So if we limit it to arthritis it is interesting.
First, we have to understand that correlation is not causation, and anecdotal evidence is not quantitative proof. Just like someone who has cardiovascular disease suffering a heart attack and dying at a marathon is not proof that running is unhealthy, someone who runs having hip resurfacing is not proof that running is the cause.
To a point, you're right. There are absolutely trade offs, and the little evidence that is out there on this suggests that there may be a u-shaped curve. What we don't know is when you start to see that inverse relationship in terms of long term bone and joint health.
The tricky thing is that it actually may not be running causing the issues if there is in fact an inverse relationship. It's actually quite possible that previous medical history or genetic predisposition is the cause of the development of arthritis. Or it's the result of diet, lack of recovery, history of injury, etc.
There is a reason that current clinical advice is to not dissuade runners from running high volumes for fear of arthritis. There simply is not enough evidence to suggest that it poses a true risk for the majority of people.

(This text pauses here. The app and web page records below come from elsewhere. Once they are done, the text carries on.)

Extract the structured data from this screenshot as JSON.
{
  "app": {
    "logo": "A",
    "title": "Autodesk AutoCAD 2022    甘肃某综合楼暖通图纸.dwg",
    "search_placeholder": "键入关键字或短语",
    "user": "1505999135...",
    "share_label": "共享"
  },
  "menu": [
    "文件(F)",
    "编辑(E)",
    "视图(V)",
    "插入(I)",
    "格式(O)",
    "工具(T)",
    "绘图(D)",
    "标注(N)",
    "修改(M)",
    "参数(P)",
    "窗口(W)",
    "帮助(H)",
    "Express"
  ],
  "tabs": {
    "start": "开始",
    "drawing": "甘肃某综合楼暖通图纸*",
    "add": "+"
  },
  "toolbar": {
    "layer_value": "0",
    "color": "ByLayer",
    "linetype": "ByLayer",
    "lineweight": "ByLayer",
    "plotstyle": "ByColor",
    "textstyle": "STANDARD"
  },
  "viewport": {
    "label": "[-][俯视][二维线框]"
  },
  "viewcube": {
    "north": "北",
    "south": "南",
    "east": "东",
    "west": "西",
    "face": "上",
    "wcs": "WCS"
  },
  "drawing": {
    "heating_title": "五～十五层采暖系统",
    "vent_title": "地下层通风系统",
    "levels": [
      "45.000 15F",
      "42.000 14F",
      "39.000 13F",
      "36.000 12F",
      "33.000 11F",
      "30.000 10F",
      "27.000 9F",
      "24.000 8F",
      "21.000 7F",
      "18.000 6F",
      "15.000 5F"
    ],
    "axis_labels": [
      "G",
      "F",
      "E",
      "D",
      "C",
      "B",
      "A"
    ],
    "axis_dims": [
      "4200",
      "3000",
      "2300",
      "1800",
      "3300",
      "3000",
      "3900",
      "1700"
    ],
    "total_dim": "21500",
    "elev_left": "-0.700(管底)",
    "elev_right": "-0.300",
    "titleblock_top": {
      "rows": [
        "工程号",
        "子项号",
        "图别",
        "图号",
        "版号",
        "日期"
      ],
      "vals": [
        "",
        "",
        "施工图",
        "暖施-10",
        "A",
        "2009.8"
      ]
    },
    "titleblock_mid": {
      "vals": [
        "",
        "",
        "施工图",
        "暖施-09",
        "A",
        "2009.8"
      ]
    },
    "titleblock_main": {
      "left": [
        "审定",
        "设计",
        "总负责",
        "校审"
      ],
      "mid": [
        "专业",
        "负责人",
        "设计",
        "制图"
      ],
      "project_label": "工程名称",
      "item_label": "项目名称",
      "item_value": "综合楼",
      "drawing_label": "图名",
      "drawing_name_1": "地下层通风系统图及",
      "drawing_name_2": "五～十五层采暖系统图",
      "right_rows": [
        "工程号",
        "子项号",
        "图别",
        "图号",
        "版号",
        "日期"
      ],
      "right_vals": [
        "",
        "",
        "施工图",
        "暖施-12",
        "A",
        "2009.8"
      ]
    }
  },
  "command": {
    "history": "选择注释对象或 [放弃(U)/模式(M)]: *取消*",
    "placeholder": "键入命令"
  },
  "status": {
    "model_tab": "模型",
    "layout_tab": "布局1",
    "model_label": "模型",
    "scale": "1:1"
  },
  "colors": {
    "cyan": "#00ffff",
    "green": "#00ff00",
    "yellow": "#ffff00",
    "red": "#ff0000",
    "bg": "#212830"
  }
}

Finally, there is some really interesting research examining both older non-professional high volume endurance athletes (runners, cyclists, triathletes) as well as former olympic endurance athletes. The findings suggest that these people who exercised at extremely high volumes and intensities for so long are actually healthier than most average athletes or sedentary people. There isn't an increased incidence of arthritis, CVD or mortality. Plus, more and more evidence from the ultra-endurance side of things is showing that if runners take time to recover after hard efforts, try to avoid stress fractures and similar injuries, there isn't a limit to how fit you can get or how much you can run without hurting general long-term health.